WHAT YOU NEED TO DO >> Every line of the entries below that includes "estimates" belongs in the answer, copied as written.

[Excerpts from a dataset]

● ● ● ●

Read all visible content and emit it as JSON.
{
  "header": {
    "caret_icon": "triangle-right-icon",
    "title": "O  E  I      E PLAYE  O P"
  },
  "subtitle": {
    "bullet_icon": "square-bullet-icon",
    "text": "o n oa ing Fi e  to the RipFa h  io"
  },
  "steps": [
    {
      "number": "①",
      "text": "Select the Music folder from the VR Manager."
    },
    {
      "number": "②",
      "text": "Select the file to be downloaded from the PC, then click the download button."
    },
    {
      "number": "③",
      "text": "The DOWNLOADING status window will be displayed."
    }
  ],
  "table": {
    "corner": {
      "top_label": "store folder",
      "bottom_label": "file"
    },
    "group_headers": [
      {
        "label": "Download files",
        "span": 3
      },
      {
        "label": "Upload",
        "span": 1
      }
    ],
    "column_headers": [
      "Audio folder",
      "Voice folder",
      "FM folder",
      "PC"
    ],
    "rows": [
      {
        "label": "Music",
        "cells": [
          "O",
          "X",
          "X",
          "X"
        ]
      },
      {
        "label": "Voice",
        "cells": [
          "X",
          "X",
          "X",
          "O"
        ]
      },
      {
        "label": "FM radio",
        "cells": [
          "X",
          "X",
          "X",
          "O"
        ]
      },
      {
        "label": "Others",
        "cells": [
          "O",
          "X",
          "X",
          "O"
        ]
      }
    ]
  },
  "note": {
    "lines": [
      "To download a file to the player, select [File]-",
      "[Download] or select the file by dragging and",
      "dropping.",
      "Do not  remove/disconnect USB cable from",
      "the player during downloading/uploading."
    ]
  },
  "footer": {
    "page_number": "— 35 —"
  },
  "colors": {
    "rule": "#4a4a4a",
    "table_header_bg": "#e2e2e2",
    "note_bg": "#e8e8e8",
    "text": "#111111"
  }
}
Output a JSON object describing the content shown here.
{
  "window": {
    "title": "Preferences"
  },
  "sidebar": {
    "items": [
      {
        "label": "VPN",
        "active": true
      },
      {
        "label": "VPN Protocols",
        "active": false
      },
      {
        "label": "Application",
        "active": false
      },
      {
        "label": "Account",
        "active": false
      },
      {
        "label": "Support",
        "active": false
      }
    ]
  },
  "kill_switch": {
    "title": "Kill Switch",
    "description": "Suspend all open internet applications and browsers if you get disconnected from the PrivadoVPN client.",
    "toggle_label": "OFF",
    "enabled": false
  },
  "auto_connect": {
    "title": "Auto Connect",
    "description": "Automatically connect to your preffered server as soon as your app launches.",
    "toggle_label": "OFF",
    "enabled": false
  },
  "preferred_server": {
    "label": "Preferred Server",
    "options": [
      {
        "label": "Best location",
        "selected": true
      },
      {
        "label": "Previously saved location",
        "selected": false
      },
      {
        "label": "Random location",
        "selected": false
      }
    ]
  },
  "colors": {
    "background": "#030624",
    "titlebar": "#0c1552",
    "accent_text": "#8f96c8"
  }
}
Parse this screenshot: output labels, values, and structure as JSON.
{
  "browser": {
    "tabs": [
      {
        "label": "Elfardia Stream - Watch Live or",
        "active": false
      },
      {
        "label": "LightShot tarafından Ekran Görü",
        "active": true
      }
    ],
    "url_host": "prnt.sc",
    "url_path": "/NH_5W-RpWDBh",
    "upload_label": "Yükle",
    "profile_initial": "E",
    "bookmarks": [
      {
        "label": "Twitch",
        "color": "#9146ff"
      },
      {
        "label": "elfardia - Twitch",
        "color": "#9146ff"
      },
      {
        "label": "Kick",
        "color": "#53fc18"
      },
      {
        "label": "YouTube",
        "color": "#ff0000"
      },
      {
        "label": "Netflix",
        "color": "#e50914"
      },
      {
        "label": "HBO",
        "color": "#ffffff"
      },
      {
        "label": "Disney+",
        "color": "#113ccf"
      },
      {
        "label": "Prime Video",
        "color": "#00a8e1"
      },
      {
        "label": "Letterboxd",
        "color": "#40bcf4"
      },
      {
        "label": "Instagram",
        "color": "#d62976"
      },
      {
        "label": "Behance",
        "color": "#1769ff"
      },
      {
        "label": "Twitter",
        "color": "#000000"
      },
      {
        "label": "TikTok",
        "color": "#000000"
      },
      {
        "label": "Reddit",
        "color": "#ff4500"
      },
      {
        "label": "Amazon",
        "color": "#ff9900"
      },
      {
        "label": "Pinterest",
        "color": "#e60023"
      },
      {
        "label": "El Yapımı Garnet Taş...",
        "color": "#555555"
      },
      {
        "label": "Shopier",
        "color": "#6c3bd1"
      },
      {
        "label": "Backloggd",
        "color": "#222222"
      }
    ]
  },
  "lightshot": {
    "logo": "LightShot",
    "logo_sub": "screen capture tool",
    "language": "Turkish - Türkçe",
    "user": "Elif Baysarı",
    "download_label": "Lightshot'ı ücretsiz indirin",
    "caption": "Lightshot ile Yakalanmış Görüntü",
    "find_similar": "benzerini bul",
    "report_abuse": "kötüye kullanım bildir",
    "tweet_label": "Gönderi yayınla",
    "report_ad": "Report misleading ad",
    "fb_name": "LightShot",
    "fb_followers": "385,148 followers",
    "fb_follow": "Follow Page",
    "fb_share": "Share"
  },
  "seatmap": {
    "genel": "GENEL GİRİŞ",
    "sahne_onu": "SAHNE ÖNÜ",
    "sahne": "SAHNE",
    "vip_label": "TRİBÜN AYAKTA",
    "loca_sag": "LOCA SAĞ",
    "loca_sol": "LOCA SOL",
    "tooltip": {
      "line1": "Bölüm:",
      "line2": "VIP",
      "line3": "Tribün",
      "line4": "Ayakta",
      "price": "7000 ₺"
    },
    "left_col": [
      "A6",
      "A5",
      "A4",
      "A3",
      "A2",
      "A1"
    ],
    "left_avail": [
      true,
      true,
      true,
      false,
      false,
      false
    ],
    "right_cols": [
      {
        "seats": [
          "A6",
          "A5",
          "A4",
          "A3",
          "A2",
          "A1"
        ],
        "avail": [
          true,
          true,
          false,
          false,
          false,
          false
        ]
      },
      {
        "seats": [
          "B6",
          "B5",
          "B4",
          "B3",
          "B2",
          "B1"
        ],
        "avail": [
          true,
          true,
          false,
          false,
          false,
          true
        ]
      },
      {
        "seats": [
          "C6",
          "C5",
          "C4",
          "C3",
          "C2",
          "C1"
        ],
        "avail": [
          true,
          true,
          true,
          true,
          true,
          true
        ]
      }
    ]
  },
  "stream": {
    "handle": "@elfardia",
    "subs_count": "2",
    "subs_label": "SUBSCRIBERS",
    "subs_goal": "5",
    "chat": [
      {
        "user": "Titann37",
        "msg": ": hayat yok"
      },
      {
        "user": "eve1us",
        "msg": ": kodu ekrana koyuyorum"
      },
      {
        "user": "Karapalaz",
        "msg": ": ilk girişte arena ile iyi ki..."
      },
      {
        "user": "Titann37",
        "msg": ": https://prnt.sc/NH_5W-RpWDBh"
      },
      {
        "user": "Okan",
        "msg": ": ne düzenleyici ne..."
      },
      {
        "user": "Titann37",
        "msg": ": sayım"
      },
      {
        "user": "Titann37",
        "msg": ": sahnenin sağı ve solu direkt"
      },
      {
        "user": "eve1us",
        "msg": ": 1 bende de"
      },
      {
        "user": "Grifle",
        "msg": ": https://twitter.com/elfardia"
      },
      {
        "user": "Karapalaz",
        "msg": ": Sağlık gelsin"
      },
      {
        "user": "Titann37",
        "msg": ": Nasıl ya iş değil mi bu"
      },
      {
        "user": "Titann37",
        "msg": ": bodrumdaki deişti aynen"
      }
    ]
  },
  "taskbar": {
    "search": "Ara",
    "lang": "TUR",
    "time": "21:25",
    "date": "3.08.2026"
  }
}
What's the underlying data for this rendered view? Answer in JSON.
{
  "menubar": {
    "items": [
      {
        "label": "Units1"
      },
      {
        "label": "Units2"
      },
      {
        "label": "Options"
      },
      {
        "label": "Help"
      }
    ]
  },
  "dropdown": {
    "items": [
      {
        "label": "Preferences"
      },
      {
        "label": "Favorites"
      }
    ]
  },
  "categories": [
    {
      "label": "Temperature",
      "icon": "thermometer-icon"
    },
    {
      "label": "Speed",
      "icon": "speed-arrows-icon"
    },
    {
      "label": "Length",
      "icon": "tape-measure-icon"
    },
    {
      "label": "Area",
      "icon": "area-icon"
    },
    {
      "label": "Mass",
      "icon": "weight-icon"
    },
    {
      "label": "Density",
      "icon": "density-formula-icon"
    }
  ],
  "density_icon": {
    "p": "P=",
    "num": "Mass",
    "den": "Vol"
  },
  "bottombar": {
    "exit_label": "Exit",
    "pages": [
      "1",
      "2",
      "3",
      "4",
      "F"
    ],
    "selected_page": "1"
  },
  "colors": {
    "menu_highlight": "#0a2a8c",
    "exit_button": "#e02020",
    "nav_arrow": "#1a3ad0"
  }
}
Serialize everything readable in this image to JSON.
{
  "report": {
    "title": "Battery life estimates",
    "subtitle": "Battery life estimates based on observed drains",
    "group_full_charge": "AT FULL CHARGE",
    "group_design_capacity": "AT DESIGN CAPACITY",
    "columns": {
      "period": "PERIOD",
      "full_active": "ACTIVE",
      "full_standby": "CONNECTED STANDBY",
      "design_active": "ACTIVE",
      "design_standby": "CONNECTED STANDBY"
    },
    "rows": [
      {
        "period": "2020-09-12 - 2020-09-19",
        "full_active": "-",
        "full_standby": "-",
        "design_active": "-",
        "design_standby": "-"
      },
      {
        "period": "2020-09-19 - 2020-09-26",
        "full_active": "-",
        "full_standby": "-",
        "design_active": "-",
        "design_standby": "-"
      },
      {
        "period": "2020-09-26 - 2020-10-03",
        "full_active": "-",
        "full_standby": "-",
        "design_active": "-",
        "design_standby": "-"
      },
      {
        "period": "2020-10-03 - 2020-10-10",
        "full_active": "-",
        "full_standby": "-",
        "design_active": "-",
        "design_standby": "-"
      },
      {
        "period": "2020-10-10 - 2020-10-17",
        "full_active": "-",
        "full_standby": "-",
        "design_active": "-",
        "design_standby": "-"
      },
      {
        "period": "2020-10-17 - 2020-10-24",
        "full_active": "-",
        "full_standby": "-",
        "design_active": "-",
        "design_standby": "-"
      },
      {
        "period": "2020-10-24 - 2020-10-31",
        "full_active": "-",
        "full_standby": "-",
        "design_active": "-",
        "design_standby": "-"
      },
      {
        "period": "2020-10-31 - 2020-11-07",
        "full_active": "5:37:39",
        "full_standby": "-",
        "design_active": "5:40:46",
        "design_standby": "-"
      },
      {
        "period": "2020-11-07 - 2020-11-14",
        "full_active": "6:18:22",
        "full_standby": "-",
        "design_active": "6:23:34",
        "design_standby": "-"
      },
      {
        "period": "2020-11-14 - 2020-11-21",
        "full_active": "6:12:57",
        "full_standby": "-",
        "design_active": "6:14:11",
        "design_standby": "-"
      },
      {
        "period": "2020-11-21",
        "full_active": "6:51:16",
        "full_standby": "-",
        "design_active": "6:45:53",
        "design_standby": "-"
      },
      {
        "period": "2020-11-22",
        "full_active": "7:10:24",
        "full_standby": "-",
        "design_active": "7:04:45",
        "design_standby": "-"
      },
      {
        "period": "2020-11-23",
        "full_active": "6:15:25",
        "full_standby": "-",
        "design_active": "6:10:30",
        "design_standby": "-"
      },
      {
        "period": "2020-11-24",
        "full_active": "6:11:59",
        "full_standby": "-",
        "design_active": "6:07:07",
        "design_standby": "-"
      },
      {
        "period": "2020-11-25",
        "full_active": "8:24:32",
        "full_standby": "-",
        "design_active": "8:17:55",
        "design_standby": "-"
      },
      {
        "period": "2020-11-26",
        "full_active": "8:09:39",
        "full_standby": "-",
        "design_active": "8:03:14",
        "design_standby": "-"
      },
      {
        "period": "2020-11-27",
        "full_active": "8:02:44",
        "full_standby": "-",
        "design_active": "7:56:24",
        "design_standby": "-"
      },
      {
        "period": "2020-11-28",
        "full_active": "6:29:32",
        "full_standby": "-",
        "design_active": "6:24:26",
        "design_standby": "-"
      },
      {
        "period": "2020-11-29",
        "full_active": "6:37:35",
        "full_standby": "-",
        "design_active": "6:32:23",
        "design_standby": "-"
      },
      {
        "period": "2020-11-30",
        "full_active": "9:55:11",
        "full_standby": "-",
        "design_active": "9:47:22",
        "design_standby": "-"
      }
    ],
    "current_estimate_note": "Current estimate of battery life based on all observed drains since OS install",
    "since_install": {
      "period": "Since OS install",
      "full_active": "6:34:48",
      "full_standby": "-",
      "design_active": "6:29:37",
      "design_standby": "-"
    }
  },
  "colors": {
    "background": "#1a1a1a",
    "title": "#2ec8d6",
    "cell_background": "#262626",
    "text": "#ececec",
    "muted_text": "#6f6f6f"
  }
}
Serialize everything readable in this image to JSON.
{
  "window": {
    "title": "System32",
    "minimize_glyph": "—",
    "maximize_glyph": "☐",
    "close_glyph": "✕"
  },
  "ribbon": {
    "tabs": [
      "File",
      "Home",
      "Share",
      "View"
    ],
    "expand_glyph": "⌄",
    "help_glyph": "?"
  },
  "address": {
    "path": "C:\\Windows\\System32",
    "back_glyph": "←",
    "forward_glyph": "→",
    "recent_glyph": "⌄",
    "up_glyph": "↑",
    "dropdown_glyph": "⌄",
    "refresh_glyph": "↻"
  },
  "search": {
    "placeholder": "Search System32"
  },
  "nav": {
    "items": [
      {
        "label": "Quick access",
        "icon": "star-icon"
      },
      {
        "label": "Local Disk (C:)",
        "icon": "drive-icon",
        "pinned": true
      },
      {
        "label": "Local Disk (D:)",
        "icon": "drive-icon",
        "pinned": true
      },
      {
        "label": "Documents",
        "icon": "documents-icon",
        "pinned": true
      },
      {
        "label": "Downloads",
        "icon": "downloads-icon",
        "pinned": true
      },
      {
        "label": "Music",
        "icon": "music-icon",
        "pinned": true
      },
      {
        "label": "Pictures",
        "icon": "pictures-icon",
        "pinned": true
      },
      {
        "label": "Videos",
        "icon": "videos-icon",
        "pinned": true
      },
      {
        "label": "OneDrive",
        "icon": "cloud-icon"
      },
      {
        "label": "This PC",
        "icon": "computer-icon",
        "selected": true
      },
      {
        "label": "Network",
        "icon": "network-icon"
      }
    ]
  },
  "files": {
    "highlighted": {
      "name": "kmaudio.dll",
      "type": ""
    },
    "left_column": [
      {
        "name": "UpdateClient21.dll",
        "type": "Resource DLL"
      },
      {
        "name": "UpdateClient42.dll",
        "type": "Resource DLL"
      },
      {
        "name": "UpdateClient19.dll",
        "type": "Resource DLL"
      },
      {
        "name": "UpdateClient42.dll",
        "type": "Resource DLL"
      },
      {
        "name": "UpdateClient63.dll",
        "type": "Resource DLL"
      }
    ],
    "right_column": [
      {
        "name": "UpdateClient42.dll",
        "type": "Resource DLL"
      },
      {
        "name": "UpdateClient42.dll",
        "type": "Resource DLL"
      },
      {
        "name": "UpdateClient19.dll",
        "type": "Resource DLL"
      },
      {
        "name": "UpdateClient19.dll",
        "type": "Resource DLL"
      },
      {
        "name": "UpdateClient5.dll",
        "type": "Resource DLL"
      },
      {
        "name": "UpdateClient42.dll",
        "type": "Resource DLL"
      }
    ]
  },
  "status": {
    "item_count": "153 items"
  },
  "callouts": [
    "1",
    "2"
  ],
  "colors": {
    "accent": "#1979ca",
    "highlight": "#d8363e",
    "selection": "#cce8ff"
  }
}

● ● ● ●

FINAL ANSWER >>
    "title": "Battery life estimates",
    "subtitle": "Battery life estimates based on observed drains",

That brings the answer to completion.